The renovation of science education based on the principle of an inquire-type teaching has been launched in the last decade in a number of countries (USA, France, Sweden, China) but has now become a worldwide movement, often strongly supported by the academies of sciences as well as the scientific community.
This method encourages responsibility, learning and language development because of strong teamwork. It stimulates science and technology curiosity on children and on their teachers, because it is linked to children’s own reality.
ESTI (European Science Teaching Initiative)
Coordinated by EIROforum (a collaboration between seven European inter-governmental scientific research organisations, each world leaders within their respective fields of science)*, ESTI combines three elements: “Science on Stage” (SOS), “Science in school”, a new Journal of European Science Teaching and the Volvox network for biosciences.
“Science on stage” is a cycle of science teaching festivals with dozens of national events across Europe culminating in an international festival every two years. Alongside seminars conducted by top scientists and numerous workshops, the festival includes a major teaching prize and a fair in which teachers demonstrate and exchange their ideas. SOS will be held twice during the NUCLEUS project.
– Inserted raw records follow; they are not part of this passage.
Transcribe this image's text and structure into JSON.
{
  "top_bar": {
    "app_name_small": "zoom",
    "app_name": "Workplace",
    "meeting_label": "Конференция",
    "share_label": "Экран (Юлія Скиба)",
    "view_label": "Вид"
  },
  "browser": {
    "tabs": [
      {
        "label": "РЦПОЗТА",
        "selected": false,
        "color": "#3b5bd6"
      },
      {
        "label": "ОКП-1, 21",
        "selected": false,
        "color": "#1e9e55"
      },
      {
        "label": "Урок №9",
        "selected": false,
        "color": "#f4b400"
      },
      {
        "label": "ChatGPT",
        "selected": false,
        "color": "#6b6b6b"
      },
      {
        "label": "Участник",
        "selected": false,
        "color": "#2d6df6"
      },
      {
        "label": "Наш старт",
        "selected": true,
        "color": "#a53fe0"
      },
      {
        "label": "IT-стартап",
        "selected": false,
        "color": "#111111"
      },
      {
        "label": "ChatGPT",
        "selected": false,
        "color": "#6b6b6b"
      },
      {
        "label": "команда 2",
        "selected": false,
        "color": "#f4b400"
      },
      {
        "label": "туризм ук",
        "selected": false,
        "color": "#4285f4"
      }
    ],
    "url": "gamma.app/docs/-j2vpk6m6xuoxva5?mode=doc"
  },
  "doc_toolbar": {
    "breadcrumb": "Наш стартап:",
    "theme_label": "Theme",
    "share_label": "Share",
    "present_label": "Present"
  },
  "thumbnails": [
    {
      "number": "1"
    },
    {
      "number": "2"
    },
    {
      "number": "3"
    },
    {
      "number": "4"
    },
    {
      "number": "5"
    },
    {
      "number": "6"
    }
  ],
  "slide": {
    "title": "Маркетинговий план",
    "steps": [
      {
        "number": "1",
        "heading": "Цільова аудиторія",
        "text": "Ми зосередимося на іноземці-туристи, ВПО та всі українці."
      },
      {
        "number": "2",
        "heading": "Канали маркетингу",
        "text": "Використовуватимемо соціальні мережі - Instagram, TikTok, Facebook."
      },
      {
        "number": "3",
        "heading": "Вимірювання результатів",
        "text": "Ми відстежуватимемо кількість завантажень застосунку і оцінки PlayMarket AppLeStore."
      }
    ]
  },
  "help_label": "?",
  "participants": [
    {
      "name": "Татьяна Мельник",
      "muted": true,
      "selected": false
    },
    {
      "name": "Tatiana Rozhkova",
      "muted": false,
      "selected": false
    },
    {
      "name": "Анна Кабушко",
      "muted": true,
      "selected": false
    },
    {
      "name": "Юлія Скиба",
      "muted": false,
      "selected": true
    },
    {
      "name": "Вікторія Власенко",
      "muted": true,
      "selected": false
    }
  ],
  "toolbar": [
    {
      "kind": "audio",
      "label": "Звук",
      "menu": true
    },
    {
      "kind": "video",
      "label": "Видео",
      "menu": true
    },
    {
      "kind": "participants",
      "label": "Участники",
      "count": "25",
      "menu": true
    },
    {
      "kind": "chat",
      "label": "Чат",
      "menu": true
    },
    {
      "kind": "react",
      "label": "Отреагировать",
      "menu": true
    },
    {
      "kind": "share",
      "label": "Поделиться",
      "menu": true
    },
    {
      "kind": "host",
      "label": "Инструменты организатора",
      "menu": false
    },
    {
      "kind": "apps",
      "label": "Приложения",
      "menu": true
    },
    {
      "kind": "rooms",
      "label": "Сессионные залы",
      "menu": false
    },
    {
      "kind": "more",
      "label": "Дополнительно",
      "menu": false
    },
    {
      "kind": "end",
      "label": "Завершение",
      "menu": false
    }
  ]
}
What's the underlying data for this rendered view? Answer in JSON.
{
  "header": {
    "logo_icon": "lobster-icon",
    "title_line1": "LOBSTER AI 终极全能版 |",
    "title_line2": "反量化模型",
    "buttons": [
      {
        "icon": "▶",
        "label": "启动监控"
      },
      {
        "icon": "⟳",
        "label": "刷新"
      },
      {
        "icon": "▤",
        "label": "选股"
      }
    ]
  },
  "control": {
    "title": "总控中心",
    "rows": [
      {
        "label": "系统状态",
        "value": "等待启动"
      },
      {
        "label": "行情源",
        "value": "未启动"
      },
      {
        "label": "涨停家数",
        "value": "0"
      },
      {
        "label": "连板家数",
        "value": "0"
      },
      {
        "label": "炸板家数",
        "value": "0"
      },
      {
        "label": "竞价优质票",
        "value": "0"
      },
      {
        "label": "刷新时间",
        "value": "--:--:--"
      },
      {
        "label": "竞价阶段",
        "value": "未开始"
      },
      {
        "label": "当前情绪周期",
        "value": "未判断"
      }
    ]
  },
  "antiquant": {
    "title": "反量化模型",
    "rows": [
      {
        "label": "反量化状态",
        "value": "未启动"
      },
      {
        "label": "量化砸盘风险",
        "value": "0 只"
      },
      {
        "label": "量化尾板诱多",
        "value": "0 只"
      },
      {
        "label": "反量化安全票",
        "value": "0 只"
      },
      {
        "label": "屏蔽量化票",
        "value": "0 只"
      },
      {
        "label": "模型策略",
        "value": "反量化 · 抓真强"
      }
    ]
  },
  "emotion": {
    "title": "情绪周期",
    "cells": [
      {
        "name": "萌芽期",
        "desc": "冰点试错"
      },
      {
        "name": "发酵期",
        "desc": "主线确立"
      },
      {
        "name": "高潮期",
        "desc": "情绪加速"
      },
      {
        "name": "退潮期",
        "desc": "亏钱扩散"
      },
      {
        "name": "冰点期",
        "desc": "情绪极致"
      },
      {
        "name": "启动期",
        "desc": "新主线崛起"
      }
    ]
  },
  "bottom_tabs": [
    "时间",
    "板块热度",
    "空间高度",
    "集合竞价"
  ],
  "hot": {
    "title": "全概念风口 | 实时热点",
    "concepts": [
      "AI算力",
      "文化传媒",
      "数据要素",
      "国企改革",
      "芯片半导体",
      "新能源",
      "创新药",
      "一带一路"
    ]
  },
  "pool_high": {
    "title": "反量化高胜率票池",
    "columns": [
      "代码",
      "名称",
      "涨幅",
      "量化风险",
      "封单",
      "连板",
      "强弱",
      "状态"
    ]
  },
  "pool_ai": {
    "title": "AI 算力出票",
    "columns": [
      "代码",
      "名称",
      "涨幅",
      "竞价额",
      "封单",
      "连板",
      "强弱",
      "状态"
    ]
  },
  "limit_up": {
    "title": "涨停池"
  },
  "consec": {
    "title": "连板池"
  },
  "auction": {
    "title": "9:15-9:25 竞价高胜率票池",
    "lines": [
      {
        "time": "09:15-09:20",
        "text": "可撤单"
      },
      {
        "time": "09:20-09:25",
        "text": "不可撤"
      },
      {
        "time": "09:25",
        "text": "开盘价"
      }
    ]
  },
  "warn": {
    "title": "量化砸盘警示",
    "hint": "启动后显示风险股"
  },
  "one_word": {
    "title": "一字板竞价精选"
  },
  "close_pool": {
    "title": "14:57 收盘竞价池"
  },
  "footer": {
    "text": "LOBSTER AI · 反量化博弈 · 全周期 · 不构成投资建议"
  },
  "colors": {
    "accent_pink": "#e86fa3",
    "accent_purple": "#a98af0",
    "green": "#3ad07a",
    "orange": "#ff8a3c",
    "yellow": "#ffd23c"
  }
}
“Science in school” is a practical, stimulating platform for exchanges between teachers, scientists, and all others with a stake in creating new resources for the classroom and improving science teaching. “Science in school” will be distributed freely to teachers throughout Europe.
The Volvox network will provide teachers with briefings, laboratory protocols, classroom activities addressing the social impact of bioscience, accounts of the careers of young scientists and numerous other educational resources to help motivate them. This readily-available pool of resources should encourage more young people to develop positive attitudes towards studying science and to consider a career in it.
CISCI (Cinema and Science )
CISCI combines the two most popular media among youngsters, namely movies and the Internet. Its aim is to raise the attractiveness of science while dispelling widely-spread misconceptions that arise from pseudo-science. The idea of CISCI is to set up a free database with clips and scenes from films with scientific themes, analyzing their scientific content from the point of view of different scientific disciplines.
Xplora – More than a project output, more than a website
One of the most exciting outcomes of this cluster is the Xplora gateway, which is much more than a website. Is is a portal to science education aimed at pupils, teachers, scientists, science communicators and science educators.
Providing the latest science teaching tools and resources, it is a really attractive one-stop shop to find people, organisations and activities, contacts, resources and news, tools and much more about all areas of science education, ranging from climate change to new technologies.
It features an online library containing many kinds of information, and there is even a “megalab” for practical experiments.
Xplora is not only supported by excellent scientists, but also gets intense care by a group of specialist science teachers called the “Xplora Teachers Group”.